for example, i would like yo uto have word verification turned on and disallow anonymous posts. if you are smart, you will have email notification turned on too. this means that when a post is made on your blog, you will be sent an email with the message and a link to it in your blog. this makes it easy to keep track of all posts.

and PLEASE remember - this blog is for school and i encourage you to use it - BUT, if your parents don't want you too, you must respect their wishes. all important school related material will be given out in class as handouts as i have already done with the kakepuku activities.
if your parents have concerns, please have them contact me directly.

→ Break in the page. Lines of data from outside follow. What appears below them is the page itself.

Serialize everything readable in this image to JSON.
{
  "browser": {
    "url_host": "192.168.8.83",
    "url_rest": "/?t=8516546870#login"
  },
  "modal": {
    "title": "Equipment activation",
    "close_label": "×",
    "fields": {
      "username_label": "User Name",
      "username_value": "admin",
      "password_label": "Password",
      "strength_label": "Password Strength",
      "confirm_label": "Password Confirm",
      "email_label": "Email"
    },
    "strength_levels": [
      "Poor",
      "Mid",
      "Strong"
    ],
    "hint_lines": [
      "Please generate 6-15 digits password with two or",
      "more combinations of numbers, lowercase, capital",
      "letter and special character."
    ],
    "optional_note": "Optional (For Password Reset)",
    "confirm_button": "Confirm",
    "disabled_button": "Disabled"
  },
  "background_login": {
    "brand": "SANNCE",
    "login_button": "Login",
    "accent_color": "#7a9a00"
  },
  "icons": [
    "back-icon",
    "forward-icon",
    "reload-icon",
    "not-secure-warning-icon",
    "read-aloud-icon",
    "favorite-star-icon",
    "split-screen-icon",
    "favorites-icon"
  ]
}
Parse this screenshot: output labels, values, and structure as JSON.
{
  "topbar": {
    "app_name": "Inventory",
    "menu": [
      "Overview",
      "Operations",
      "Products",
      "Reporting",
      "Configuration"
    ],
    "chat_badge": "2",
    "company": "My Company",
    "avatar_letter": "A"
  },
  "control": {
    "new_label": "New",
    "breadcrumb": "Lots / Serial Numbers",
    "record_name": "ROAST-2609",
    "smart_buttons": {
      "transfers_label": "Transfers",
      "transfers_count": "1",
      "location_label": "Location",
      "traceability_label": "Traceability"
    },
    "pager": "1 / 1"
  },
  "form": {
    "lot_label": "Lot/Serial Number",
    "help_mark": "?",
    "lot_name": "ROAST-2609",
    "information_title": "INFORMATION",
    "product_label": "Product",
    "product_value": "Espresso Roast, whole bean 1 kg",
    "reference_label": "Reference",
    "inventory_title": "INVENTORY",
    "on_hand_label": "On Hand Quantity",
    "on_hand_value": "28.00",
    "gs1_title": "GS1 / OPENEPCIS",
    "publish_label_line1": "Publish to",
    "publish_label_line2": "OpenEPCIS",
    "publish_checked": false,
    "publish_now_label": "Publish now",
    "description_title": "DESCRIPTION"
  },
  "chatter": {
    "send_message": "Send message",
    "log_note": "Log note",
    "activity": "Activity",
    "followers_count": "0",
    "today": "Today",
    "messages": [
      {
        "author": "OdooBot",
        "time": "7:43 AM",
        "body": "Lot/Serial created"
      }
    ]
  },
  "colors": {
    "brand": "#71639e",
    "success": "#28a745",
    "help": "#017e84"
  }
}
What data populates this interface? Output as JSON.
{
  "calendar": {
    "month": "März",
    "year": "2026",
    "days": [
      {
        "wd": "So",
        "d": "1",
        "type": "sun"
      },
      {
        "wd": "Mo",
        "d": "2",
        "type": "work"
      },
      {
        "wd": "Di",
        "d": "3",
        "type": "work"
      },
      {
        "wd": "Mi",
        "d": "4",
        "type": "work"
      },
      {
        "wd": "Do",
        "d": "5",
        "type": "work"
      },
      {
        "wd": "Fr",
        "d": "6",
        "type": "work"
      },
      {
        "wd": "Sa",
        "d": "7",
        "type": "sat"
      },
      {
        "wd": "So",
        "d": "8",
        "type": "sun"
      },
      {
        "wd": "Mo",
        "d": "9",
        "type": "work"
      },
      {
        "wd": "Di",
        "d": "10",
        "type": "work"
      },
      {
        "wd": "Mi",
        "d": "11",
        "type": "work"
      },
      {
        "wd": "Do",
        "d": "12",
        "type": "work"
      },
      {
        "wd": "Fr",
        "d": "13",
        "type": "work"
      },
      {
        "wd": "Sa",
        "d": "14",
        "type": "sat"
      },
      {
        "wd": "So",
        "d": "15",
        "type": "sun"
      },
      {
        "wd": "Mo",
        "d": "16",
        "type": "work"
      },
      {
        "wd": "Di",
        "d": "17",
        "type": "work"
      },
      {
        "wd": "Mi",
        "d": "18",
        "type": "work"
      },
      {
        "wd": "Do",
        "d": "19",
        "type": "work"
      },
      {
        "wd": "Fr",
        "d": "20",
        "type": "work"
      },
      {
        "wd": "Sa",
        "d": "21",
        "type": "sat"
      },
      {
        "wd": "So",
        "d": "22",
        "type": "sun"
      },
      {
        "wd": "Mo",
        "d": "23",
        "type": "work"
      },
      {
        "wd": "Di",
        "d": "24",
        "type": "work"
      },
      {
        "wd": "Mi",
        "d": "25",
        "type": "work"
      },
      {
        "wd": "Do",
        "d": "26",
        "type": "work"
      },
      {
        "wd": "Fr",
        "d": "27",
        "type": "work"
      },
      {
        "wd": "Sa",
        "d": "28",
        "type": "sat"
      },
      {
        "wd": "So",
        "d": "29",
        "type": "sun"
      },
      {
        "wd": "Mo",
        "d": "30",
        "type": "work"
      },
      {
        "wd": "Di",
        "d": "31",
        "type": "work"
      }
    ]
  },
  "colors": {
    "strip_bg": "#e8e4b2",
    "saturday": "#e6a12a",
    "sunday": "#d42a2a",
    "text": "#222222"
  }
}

p.s. if you read this all the way through, tell me the secret password at school - "the blue blog is bluer than the red blog..."

p.p.s. i know that at least one of you is not being cybersafe...

Thursday, March 01, 2007

patience and persistence pay


thank you for your patience, squiddlers - i have had my computer in 'the shop'.

to answer a few questions... [and to the right is a....?]

bring stuff for staffs. or make them at home. but do it. and make them coooool.....

gather info on kakepuku, axolotls, pH level measuring, whistling tree frogs, mythical creatures, how to make shelters, start fires, prepare and cook an animal...[since you keep saying you will just "eat some more sheep", with out explaining how. or you may have stated, "we made a shelter", without giving any detailed about techniques, materials, design, etc. the lockley twins from last year know how. ask them. they're cool - in their own special ways. and they're reeeally smart.

of course, being smart isnt enough. you have to think, question, wonder, research, design, produce, share, evaluate.

oh, and remind me to start a class wiki for our knowledge building. and to contact wikipedia to stop them from blocking us. or find out if its the watchdog thingy blocking our editing of it.

and to show you what a spatchcock is, since you had it in your word study list...

see the photo above? apologies to vegetarians, vegans, and quail empaths.